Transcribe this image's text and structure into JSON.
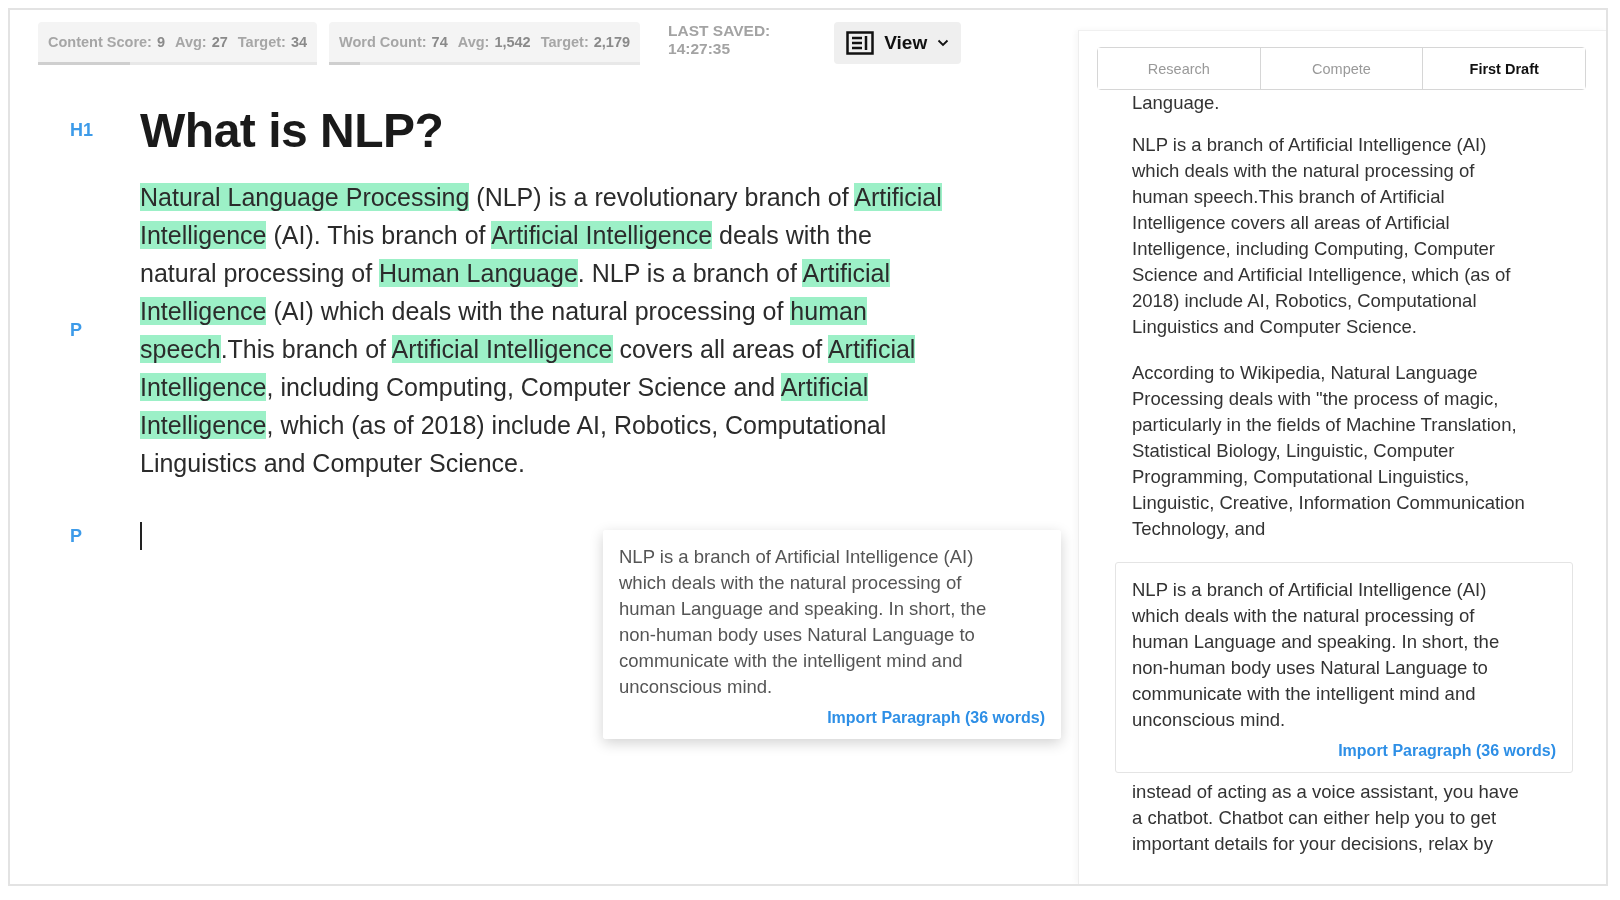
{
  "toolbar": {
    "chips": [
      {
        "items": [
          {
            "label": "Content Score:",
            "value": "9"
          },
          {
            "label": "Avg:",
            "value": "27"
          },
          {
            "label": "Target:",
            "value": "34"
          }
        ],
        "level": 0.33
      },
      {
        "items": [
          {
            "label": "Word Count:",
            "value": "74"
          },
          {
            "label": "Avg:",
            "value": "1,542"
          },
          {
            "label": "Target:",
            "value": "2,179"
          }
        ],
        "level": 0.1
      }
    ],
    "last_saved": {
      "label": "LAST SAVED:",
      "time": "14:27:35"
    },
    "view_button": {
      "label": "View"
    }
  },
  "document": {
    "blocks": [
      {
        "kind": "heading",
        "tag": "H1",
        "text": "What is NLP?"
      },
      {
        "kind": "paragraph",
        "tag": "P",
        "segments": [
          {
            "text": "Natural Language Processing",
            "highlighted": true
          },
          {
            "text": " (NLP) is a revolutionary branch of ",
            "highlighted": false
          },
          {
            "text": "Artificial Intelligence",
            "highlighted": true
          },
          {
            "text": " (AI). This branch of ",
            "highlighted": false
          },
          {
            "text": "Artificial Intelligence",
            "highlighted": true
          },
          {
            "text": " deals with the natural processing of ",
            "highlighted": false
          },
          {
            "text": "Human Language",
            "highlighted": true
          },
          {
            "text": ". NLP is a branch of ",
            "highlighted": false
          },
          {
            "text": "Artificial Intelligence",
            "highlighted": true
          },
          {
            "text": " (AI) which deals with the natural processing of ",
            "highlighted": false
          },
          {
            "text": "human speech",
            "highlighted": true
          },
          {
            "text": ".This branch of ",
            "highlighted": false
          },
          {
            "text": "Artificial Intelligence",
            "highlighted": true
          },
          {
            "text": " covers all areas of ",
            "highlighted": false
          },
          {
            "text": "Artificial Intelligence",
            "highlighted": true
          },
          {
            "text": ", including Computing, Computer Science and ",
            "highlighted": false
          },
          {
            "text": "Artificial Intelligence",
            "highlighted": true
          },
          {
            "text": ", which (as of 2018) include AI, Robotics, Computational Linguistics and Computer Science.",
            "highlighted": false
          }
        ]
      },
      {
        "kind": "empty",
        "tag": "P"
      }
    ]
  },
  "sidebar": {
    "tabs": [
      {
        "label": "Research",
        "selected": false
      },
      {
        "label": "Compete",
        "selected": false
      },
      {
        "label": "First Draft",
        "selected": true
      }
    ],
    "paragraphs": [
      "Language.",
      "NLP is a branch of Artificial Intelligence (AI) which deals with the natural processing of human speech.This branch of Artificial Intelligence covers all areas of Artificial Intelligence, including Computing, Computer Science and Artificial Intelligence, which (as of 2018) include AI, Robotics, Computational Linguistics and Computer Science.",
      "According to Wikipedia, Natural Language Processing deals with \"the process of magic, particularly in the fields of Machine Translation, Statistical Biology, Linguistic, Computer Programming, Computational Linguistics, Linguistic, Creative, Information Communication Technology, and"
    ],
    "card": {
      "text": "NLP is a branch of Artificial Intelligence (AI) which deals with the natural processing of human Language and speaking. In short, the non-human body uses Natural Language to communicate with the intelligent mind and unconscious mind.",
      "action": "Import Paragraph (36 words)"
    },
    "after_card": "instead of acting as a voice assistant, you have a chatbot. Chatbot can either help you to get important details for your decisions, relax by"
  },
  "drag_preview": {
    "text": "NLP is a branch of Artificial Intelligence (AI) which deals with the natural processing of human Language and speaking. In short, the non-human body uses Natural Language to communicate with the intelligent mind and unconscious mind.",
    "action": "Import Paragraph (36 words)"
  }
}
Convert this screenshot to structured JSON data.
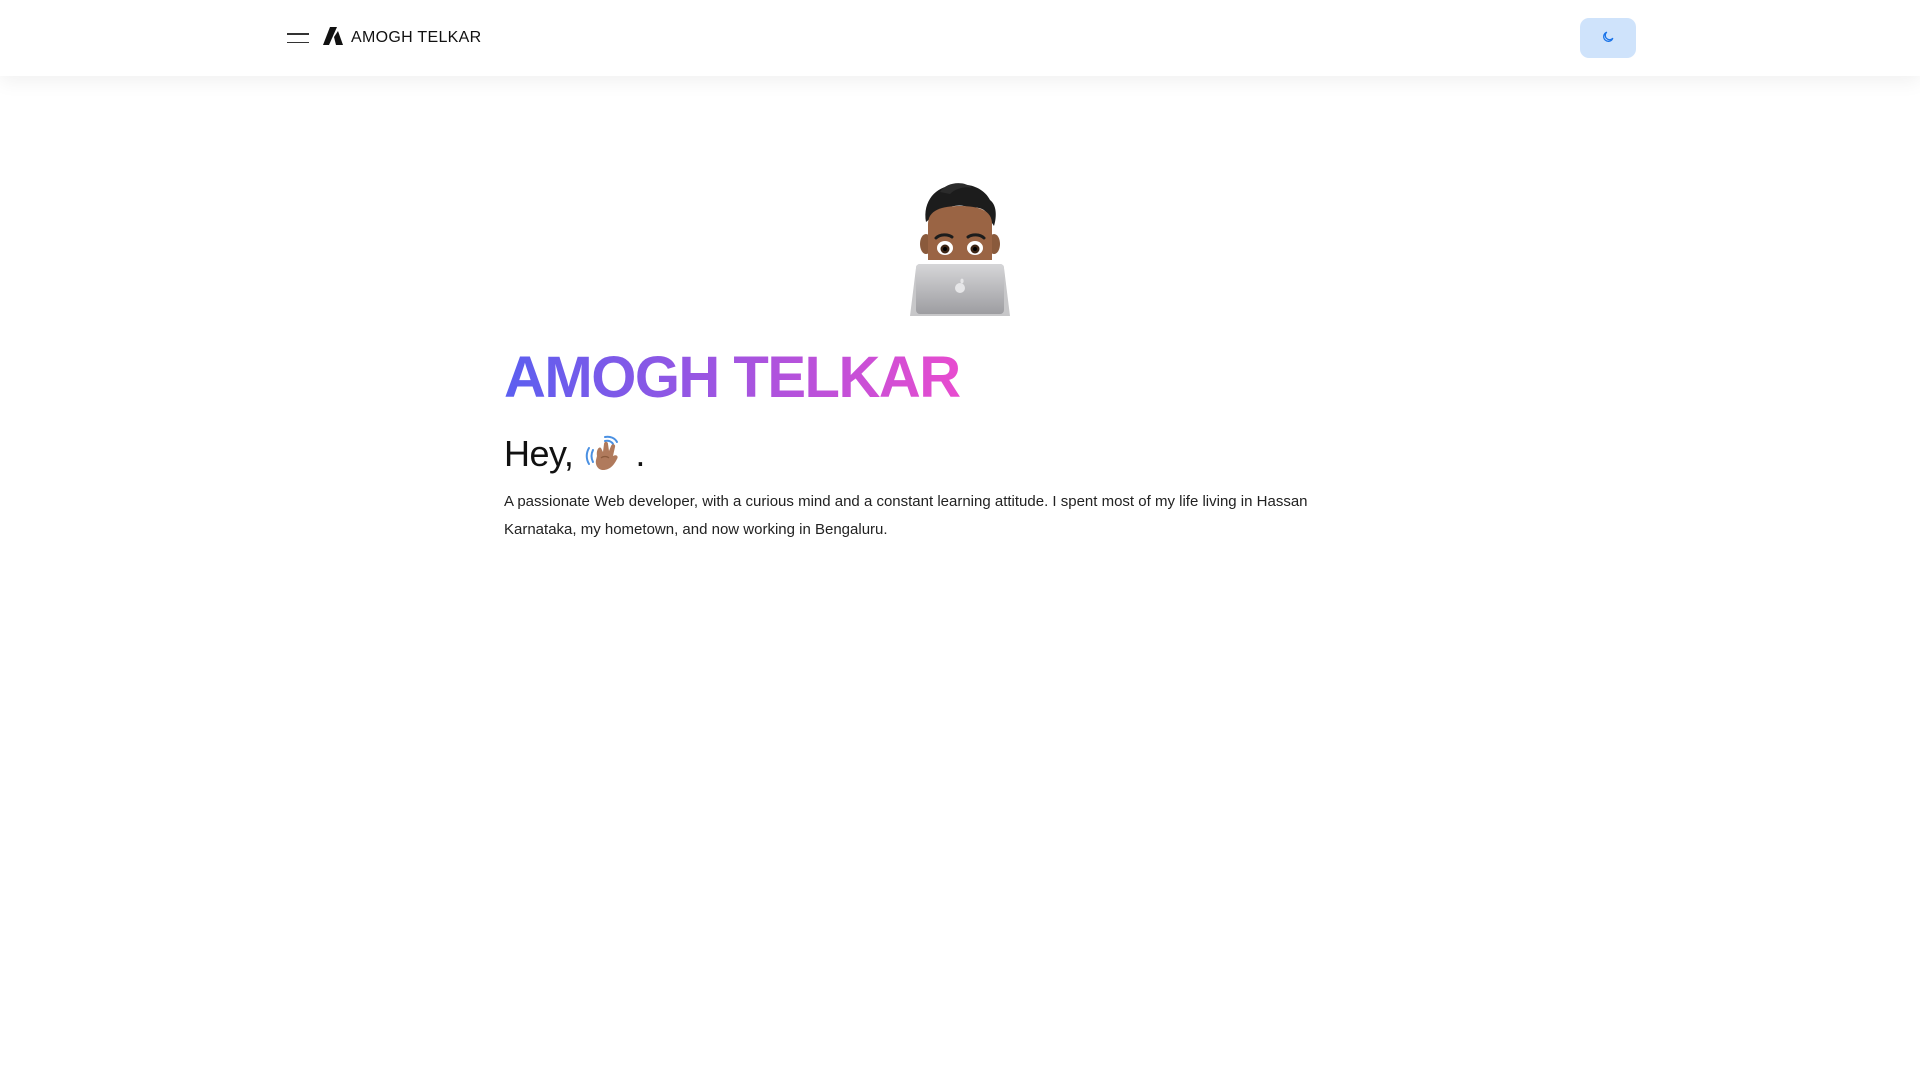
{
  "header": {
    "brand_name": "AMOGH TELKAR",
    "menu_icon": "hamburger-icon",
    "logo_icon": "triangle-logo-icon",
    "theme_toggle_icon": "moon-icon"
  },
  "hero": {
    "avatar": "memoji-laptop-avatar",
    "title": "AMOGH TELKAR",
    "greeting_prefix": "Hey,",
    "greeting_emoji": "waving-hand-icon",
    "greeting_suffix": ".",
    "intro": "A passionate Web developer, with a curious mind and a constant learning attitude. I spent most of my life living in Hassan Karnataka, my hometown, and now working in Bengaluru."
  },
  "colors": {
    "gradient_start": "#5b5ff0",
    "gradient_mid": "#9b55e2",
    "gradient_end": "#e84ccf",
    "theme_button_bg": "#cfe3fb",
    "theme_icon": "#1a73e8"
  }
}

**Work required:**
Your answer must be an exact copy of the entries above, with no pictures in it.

**Result below:**
Transcribe this image's text and structure into JSON.
{
  "toolbar": {
    "chips": [
      {
        "items": [
          {
            "label": "Content Score:",
            "value": "9"
          },
          {
            "label": "Avg:",
            "value": "27"
          },
          {
            "label": "Target:",
            "value": "34"
          }
        ],
        "level": 0.33
      },
      {
        "items": [
          {
            "label": "Word Count:",
            "value": "74"
          },
          {
            "label": "Avg:",
            "value": "1,542"
          },
          {
            "label": "Target:",
            "value": "2,179"
          }
        ],
        "level": 0.1
      }
    ],
    "last_saved": {
      "label": "LAST SAVED:",
      "time": "14:27:35"
    },
    "view_button": {
      "label": "View"
    }
  },
  "document": {
    "blocks": [
      {
        "kind": "heading",
        "tag": "H1",
        "text": "What is NLP?"
      },
      {
        "kind": "paragraph",
        "tag": "P",
        "segments": [
          {
            "text": "Natural Language Processing",
            "highlighted": true
          },
          {
            "text": " (NLP) is a revolutionary branch of ",
            "highlighted": false
          },
          {
            "text": "Artificial Intelligence",
            "highlighted": true
          },
          {
            "text": " (AI). This branch of ",
            "highlighted": false
          },
          {
            "text": "Artificial Intelligence",
            "highlighted": true
          },
          {
            "text": " deals with the natural processing of ",
            "highlighted": false
          },
          {
            "text": "Human Language",
            "highlighted": true
          },
          {
            "text": ". NLP is a branch of ",
            "highlighted": false
          },
          {
            "text": "Artificial Intelligence",
            "highlighted": true
          },
          {
            "text": " (AI) which deals with the natural processing of ",
            "highlighted": false
          },
          {
            "text": "human speech",
            "highlighted": true
          },
          {
            "text": ".This branch of ",
            "highlighted": false
          },
          {
            "text": "Artificial Intelligence",
            "highlighted": true
          },
          {
            "text": " covers all areas of ",
            "highlighted": false
          },
          {
            "text": "Artificial Intelligence",
            "highlighted": true
          },
          {
            "text": ", including Computing, Computer Science and ",
            "highlighted": false
          },
          {
            "text": "Artificial Intelligence",
            "highlighted": true
          },
          {
            "text": ", which (as of 2018) include AI, Robotics, Computational Linguistics and Computer Science.",
            "highlighted": false
          }
        ]
      },
      {
        "kind": "empty",
        "tag": "P"
      }
    ]
  },
  "sidebar": {
    "tabs": [
      {
        "label": "Research",
        "selected": false
      },
      {
        "label": "Compete",
        "selected": false
      },
      {
        "label": "First Draft",
        "selected": true
      }
    ],
    "paragraphs": [
      "Language.",
      "NLP is a branch of Artificial Intelligence (AI) which deals with the natural processing of human speech.This branch of Artificial Intelligence covers all areas of Artificial Intelligence, including Computing, Computer Science and Artificial Intelligence, which (as of 2018) include AI, Robotics, Computational Linguistics and Computer Science.",
      "According to Wikipedia, Natural Language Processing deals with \"the process of magic, particularly in the fields of Machine Translation, Statistical Biology, Linguistic, Computer Programming, Computational Linguistics, Linguistic, Creative, Information Communication Technology, and"
    ],
    "card": {
      "text": "NLP is a branch of Artificial Intelligence (AI) which deals with the natural processing of human Language and speaking. In short, the non-human body uses Natural Language to communicate with the intelligent mind and unconscious mind.",
      "action": "Import Paragraph (36 words)"
    },
    "after_card": "instead of acting as a voice assistant, you have a chatbot. Chatbot can either help you to get important details for your decisions, relax by"
  },
  "drag_preview": {
    "text": "NLP is a branch of Artificial Intelligence (AI) which deals with the natural processing of human Language and speaking. In short, the non-human body uses Natural Language to communicate with the intelligent mind and unconscious mind.",
    "action": "Import Paragraph (36 words)"
  }
}
Convert this screenshot to structured JSON data.
{
  "header": {
    "brand_name": "AMOGH TELKAR",
    "menu_icon": "hamburger-icon",
    "logo_icon": "triangle-logo-icon",
    "theme_toggle_icon": "moon-icon"
  },
  "hero": {
    "avatar": "memoji-laptop-avatar",
    "title": "AMOGH TELKAR",
    "greeting_prefix": "Hey,",
    "greeting_emoji": "waving-hand-icon",
    "greeting_suffix": ".",
    "intro": "A passionate Web developer, with a curious mind and a constant learning attitude. I spent most of my life living in Hassan Karnataka, my hometown, and now working in Bengaluru."
  },
  "colors": {
    "gradient_start": "#5b5ff0",
    "gradient_mid": "#9b55e2",
    "gradient_end": "#e84ccf",
    "theme_button_bg": "#cfe3fb",
    "theme_icon": "#1a73e8"
  }
}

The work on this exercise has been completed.